  1. Great Post Ryan!

    I was really looking for the part of not burning bridges after the employee leaves and keeping in touch with those who the employee really connected with at the previous company. It is those people who will be able to vouch for the employee and tell how great they are when it comes to another employer asking about them and their work ethic.

    Also loved the Mastery quote, I heard that book is a great read so I am planning on getting my hands on a copy soon.

  2. Ryan, your point is so important for so many areas of life. I find that false loyalty weighs down the bearer. So many opportunities are missed out of a sense of false loyalty. The one exception is friendship, although even then we may sometimes need to leave others behind when pursuing a calling. At least I have needed to leave some folks behind. Good article! Thanks for sharing!

  3. Hi Ryan. Last week whilst my boss was on annual leave I almost applied for a new job – one that was much more writing based which is what I really want to do. I chickened out, feeling that I was going behind his back. I get on so well with my boss, that I pretty much treat him like I would a friend. Your post made me realise this is something I need to overcome, if I am going to ever get to where I want to be.

    • Thanks for sharing Alex. I hear you with the boss/friend dynamic. At the end of the day if he’s a true friend, he’ll understand that you need to do what’s best for your development.

  4. This feeling of ‘loyalty’ or ‘indebtedness’ also happens when you’re a freelancer. You might want to stop working wih a particular client, but you’ve “worked together for so long!” or “don’t want to leave him high and dry”. As you point out with traditional employment, the fit must be good for BOTH parties.

  5. Great post, because I was in this dilemma just a few months ago! Thanks for helping me out. I felt like I had to be loyal to my employer and nearly saw an opportunity go away.
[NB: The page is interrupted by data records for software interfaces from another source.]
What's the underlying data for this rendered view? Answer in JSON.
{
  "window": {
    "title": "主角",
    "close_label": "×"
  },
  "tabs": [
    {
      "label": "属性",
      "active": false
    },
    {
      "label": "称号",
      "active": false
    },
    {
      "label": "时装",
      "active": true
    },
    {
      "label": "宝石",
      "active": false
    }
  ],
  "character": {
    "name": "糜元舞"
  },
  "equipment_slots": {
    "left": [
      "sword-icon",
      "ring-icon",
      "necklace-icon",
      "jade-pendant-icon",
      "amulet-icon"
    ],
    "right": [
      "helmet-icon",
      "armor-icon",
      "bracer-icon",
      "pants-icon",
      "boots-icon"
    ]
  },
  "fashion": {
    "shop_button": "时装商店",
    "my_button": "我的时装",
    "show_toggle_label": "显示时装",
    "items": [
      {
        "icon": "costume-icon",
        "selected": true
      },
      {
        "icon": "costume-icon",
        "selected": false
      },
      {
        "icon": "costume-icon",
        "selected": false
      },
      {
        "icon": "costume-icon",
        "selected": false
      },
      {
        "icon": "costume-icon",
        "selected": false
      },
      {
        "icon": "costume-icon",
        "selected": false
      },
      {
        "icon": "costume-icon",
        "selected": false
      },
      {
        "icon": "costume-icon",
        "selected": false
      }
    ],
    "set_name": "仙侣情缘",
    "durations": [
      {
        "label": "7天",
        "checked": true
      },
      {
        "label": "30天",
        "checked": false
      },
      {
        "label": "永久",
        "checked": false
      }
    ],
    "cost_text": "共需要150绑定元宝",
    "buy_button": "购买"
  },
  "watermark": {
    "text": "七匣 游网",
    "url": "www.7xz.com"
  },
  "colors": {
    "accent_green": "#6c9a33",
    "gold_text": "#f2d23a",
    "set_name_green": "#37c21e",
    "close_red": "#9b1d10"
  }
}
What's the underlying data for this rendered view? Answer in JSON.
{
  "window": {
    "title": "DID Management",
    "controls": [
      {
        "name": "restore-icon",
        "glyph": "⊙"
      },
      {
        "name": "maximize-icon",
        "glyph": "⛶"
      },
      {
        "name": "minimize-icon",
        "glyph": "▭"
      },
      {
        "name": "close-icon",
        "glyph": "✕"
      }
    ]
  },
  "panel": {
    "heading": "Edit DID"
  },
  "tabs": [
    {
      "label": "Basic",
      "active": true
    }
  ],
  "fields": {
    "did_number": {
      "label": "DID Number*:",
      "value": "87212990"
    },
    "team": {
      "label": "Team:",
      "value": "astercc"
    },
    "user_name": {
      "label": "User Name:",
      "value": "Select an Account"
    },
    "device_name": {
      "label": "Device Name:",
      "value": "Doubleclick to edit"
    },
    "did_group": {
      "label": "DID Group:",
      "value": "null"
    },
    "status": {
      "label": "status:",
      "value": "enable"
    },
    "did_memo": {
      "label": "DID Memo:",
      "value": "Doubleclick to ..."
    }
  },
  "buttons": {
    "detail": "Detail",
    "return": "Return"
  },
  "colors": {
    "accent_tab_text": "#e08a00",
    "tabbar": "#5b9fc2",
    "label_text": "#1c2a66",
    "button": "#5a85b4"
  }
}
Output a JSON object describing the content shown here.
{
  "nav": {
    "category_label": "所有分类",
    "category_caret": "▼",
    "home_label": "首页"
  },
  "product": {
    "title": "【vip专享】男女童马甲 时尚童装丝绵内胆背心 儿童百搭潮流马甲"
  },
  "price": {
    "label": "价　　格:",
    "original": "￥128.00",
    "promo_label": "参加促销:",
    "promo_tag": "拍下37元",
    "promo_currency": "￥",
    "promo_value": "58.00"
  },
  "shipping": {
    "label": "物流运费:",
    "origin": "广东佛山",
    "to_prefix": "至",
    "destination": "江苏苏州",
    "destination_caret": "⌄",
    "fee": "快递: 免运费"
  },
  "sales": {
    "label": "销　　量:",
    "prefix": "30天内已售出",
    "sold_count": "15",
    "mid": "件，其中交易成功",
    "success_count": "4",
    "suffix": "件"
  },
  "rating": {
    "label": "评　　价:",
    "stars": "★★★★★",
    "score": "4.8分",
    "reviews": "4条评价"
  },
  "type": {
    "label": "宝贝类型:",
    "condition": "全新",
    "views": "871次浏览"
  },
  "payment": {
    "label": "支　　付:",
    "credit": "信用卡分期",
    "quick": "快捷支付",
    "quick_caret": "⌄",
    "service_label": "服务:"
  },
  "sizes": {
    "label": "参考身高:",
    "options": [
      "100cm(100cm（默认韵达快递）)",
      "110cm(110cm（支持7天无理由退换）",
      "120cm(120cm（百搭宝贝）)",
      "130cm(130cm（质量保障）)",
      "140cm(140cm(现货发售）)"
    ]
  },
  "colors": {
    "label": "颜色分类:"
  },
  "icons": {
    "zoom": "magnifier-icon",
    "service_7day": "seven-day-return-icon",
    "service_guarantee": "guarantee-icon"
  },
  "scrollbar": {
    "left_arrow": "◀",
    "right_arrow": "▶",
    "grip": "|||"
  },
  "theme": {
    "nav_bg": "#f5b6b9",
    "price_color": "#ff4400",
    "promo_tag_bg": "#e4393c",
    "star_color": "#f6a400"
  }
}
Though I left my old company, I’m still in touch with the team, I just had lunch with them a few weeks ago.

    Really great advice here!